* _BRIEF_: Do any lines in the data below contain "sphere"? If so, copy every one of them.

* _RECORDS FOR THIS EXERCISE_:

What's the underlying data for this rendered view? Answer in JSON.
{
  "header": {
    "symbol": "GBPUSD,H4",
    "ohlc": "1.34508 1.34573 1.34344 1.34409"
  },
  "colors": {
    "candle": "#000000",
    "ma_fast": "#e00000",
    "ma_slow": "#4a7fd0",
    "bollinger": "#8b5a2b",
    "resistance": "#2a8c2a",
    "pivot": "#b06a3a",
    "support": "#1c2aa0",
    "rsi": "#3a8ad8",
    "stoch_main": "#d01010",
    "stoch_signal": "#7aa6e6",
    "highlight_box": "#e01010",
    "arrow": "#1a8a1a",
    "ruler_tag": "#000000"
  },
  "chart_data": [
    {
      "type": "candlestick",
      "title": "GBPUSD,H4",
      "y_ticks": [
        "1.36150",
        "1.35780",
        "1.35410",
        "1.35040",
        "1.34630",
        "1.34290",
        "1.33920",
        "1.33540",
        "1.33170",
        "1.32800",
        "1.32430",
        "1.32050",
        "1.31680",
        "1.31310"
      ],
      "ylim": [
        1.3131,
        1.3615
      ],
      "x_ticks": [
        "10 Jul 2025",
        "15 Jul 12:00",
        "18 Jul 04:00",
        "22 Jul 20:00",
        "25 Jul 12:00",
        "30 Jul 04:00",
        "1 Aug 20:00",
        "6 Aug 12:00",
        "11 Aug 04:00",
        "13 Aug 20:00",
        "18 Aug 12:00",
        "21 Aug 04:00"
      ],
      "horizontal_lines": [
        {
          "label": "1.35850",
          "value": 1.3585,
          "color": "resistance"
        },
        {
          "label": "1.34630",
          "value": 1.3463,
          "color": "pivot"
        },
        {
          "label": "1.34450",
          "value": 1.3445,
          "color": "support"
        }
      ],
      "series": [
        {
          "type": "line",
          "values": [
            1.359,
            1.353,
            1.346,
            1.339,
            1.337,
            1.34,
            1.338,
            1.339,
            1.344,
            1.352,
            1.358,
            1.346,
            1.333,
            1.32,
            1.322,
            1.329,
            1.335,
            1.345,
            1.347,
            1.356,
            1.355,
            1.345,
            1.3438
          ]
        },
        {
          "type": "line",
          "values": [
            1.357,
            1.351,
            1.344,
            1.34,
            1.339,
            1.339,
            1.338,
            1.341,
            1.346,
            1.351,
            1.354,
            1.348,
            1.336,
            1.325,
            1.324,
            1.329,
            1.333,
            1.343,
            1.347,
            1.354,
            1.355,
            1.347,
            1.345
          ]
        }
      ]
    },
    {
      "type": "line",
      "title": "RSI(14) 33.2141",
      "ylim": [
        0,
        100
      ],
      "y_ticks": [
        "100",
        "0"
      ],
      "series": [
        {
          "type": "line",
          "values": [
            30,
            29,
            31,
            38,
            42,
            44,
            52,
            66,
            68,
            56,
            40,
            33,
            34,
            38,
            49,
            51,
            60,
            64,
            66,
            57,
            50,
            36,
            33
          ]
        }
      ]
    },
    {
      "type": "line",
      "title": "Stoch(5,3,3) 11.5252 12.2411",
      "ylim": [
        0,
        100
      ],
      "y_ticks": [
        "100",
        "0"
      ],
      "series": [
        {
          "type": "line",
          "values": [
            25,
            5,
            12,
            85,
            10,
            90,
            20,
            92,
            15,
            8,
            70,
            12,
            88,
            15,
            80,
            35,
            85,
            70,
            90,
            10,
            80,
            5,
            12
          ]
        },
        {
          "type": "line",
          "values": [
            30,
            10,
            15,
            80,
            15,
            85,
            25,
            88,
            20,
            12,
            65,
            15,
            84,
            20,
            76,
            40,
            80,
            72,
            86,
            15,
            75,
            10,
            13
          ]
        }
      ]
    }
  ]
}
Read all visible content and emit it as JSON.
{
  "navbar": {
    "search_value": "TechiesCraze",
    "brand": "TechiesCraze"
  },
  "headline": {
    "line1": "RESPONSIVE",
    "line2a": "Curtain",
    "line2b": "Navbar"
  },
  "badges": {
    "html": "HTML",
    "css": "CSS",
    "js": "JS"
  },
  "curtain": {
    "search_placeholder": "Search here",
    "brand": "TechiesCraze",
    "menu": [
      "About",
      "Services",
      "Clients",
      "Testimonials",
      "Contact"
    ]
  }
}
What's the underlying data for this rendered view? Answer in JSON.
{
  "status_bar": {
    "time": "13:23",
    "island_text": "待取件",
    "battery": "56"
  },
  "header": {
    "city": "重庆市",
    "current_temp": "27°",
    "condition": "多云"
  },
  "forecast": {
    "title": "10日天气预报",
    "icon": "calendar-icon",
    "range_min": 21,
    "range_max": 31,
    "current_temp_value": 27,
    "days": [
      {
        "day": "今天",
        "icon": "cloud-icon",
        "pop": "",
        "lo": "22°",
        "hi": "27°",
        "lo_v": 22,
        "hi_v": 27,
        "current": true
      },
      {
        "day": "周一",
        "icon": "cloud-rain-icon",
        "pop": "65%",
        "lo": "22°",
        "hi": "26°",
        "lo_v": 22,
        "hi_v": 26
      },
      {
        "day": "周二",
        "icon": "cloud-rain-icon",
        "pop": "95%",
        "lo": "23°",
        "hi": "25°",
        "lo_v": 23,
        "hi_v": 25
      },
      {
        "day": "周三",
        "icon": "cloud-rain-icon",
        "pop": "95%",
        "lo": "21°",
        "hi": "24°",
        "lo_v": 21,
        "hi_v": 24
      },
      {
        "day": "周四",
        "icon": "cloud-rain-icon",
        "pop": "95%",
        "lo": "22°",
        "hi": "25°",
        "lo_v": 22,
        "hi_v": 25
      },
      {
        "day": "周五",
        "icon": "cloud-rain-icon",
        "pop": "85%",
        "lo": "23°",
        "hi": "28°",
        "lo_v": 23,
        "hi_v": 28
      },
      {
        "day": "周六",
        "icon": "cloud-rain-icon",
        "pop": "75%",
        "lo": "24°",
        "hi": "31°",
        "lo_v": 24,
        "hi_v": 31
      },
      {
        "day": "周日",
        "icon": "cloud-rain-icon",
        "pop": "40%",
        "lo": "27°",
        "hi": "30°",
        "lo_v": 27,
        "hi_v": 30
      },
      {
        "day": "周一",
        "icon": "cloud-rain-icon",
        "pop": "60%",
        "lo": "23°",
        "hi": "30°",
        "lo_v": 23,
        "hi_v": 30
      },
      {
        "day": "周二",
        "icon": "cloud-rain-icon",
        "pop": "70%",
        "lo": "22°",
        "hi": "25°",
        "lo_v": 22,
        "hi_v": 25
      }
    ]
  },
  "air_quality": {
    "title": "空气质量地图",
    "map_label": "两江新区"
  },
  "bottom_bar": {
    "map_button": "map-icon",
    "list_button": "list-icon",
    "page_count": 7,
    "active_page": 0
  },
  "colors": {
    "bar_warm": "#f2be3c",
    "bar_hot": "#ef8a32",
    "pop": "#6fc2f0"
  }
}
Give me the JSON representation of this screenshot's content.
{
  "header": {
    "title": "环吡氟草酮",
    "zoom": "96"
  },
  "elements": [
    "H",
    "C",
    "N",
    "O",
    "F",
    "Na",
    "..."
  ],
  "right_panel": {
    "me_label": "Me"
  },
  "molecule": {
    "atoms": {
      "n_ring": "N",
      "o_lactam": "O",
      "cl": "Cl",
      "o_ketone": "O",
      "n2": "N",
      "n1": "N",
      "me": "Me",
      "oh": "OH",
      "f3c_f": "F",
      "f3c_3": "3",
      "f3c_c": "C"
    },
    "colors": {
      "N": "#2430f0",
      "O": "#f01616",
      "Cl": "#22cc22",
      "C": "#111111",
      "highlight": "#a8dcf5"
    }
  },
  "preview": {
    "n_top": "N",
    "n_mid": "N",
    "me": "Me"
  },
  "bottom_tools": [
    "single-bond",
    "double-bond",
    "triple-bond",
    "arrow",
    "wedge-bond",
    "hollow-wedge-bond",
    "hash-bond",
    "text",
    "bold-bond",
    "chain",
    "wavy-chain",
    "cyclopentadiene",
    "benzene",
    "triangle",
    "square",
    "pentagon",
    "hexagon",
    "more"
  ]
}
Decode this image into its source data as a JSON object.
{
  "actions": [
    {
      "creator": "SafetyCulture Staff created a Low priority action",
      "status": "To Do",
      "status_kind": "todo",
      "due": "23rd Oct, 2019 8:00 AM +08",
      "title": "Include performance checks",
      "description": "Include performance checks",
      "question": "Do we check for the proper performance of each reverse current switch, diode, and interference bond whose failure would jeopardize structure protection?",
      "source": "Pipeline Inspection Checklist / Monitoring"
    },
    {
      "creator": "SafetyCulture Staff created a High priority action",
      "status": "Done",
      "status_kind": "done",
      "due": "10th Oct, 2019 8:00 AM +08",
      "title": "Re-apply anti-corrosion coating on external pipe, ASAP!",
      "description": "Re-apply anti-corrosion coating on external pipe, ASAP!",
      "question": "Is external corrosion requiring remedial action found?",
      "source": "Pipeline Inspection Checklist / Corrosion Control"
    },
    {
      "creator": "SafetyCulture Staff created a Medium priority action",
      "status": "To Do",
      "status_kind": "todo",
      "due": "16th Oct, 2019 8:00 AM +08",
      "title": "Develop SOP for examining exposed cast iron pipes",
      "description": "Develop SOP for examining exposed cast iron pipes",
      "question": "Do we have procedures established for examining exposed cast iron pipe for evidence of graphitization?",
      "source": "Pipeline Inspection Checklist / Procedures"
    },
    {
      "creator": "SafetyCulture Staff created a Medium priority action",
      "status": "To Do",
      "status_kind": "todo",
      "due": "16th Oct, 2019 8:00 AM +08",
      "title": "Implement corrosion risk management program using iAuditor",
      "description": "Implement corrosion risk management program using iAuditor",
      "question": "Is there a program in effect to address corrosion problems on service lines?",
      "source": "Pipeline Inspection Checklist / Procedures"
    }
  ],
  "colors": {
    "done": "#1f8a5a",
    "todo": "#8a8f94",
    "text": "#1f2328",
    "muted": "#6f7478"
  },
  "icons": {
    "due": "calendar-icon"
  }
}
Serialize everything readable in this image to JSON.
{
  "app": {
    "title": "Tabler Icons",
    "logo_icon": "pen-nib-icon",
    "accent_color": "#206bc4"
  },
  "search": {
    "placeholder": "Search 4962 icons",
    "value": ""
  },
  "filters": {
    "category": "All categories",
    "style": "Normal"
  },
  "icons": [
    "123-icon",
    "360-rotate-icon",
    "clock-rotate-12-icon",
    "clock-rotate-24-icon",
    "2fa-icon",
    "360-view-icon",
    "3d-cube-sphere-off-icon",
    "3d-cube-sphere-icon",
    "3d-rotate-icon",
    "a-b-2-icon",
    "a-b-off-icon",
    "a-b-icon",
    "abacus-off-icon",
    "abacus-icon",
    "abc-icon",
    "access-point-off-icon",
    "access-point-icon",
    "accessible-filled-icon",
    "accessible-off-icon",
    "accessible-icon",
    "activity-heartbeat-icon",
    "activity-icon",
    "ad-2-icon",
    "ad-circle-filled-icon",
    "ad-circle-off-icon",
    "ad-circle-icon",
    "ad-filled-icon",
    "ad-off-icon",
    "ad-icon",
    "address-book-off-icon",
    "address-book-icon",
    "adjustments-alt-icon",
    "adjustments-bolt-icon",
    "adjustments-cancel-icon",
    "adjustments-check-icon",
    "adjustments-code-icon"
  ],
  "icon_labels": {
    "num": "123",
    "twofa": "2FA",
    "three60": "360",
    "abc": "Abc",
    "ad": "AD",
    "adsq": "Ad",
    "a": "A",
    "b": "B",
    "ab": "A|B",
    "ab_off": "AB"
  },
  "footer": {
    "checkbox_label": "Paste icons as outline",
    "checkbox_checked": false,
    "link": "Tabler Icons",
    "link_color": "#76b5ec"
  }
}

* _WRITTEN SOLUTION_:
    "3d-cube-sphere-off-icon",
    "3d-cube-sphere-icon",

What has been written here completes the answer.